Do you have a story you'd like to share with UCLA Health Sciences Development?
E-mail Candie Goldbronn at cgoldbronn@support.ucla.edu


"For the last 11 years, UCLA has been there for me and my family. From the birth of our daughter to my continued care, UCLA has become an integral part of our family.  As we move forward, we will continue to be proud supporters. We realize that with the help of donors in the past, we are able to tell our story today. We will continue to give back. Thank you, UCLA, for welcoming us, caring for us, and allowing us to be part of the Bruin Family."

On September 15, 2010, Jacqueline gave her husband Doug one last kiss before surgery to have the majority of his colon removed. "Like any spouse, I was worried and scared. We had a five-year-old, and I kept thinking, 'Here we were again.' I was hoping and praying that his quality of life would improve and allow him to live a life outside of the bathroom." 

Doug was diagnosed with Crohn's disease, an inflammatory disorder of the intestines that may affect any part of the gastrointestinal tract, when he was 16. At that time, there wasn't much information or understanding of it, and he was in and out of treatment at the Cleveland Clinic and a small hospital near his college in Pittsburgh.

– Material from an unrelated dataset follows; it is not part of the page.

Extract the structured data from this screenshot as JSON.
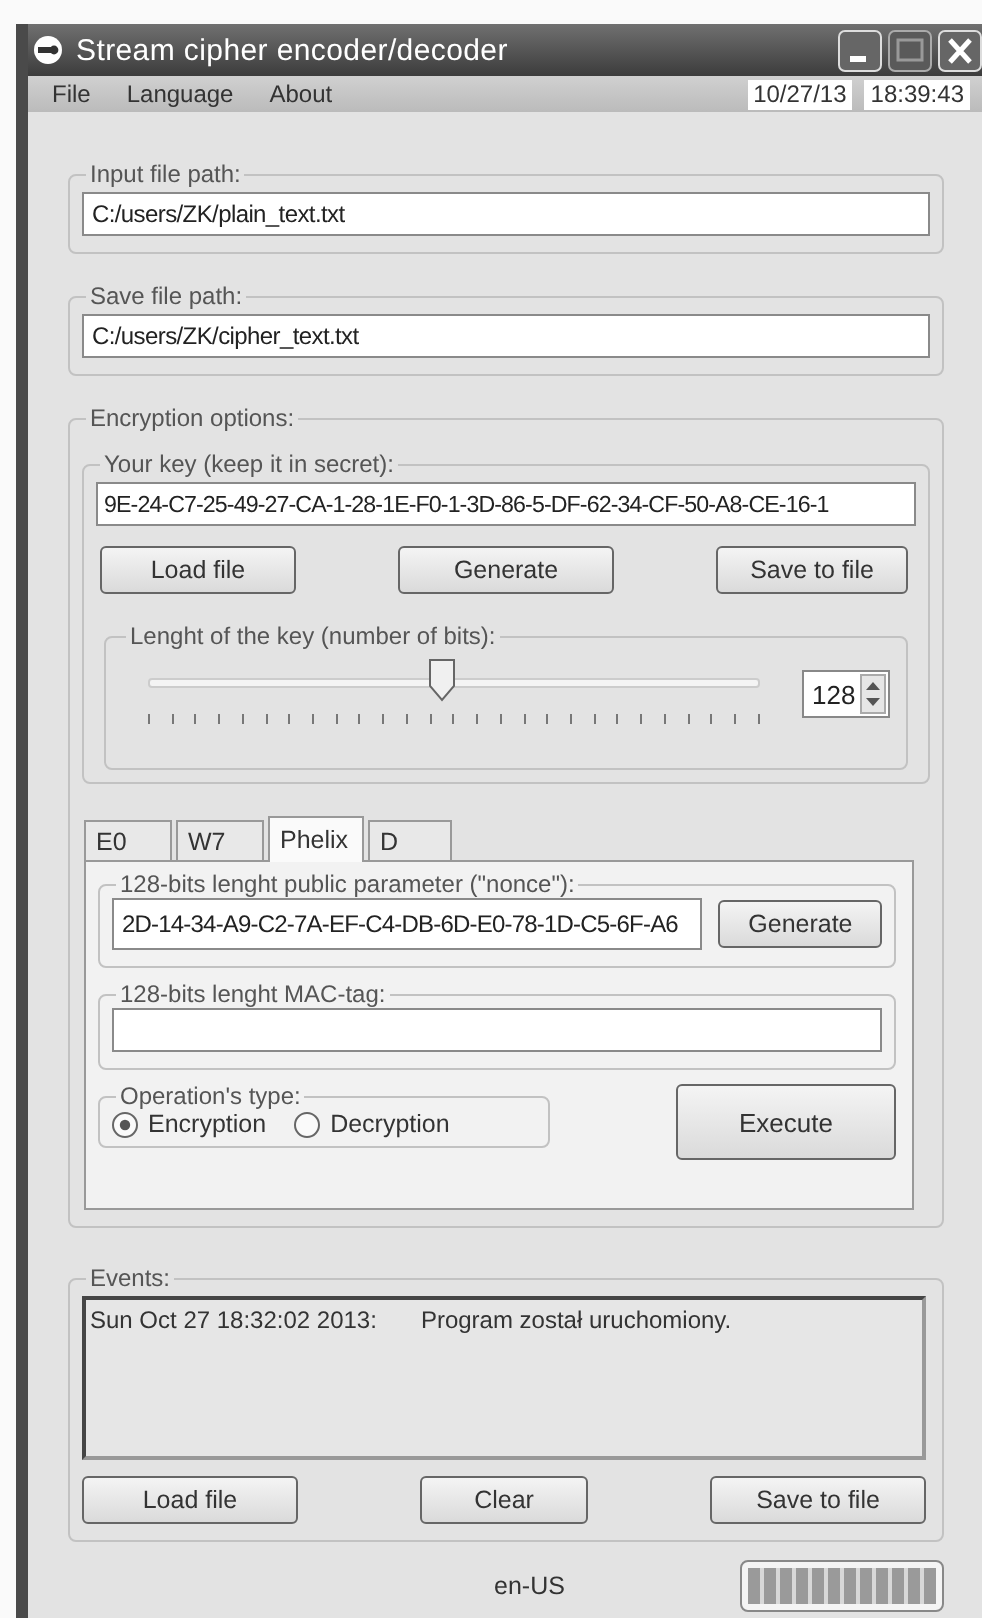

Doug relocated to the Los Angeles area in January 2000 and began his search for the right healthcare facility. Armed with his thick book of medical files, he found Internist Dr. Carol Mangione and began his long journey with UCLA Health. Doug knew from his first visit that Dr. Mangione was a phenomenal doctor; she further demonstrated her dedication to patients by going above and beyond his expectations with each visit, genuinely caring about everything happening with his health.

Dr. Mangione connected Doug with the right specialists and surgeons at UCLA. In 2002, when the Crohn's condition created a stricture, he met Dr. Jonathan Sack, a colon and rectal surgeon, and shortly after that, Dr. Bennett Roth, a gastroenterologist. Doug's defenses were up; he didn't want surgery. Both doctors worked closely with him to establish various treatments.

Eventually, the disease's effects were far too excruciating and damaging to his health and quality of life. For his initial surgery, Doug was in the hospital for two weeks. But along the way, every single person involved with his treatment kept him updated and consistently reached out to him. In 2006, he underwent an additional three surgeries, which changed his life profoundly. Doug had established a family at UCLA -- his doctors and nurses treated him with exceptional care and support.

"Walking into the new Ronald Reagan UCLA Medical Center, I was awestruck at the improvements from the old hospital. I was comforted by the genuine care and compassion shown to me from the moment we parked the car to the moment I went home. UCLA is more than an academic-medical center; it is part of my family." The comfort that Jacquie felt throughout the whole ordeal was just as important. "....I never felt alone. The entire time the team of specialists never left us worrying because of the lack of information.... Dr. Sack's team never gave up, despite complications.... They not only saved my husband, but they also saved a father of a little girl who will some day understand and be thankful herself."

With his quality of life returned, Doug made the choice to give back to UCLA through Partnership for Care. "It's natural to give back to places that have given so much to you." He is also an Advocate for the Crohn's & Colitis Foundation Association, and last spring he attended Irritable Bowel Disease Day on Capitol Hill, where he met with Congress to share his story. He came back energized, charged, empowered, and feeling that even one voice can promote change.

Since his first surgery, Doug has discovered a passion for photography. He's taken classes at UCLA Extension. He has combined that passion with travel, with his wife and daughter (born at UCLA). Moreover, he remains connected with his physicians and extended family at UCLA Health. He is sharing his time, knowledge, and experience in the hope that others with similar diseases can experience the same type of care.